ASSIGNED TASK
Among the entries, find the lines with the string "Proveedores" and copy them.

MATERIAL SHOWN

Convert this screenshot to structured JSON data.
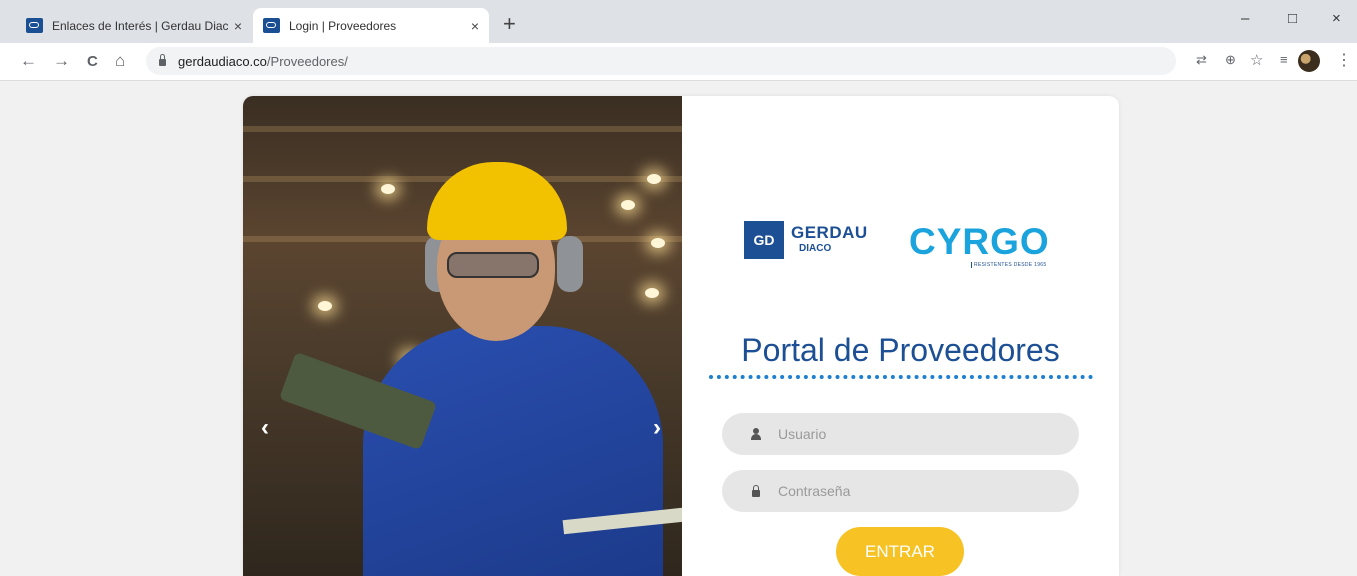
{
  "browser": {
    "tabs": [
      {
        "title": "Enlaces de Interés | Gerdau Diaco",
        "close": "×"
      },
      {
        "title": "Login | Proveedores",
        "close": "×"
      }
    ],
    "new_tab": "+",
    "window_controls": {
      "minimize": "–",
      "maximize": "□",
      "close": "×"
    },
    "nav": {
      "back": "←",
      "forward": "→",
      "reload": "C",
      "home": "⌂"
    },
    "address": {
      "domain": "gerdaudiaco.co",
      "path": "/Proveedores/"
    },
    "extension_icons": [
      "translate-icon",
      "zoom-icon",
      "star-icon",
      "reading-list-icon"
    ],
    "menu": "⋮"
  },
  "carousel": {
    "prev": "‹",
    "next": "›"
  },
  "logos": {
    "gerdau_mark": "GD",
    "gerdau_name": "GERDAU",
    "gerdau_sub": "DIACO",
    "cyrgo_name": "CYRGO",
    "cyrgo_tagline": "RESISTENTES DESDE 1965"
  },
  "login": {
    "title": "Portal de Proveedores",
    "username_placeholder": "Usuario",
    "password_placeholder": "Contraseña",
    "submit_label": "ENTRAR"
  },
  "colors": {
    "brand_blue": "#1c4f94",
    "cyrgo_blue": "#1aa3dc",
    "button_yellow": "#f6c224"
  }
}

SOLUTION
        "title": "Login | Proveedores",
      "path": "/Proveedores/"
    "title": "Portal de Proveedores",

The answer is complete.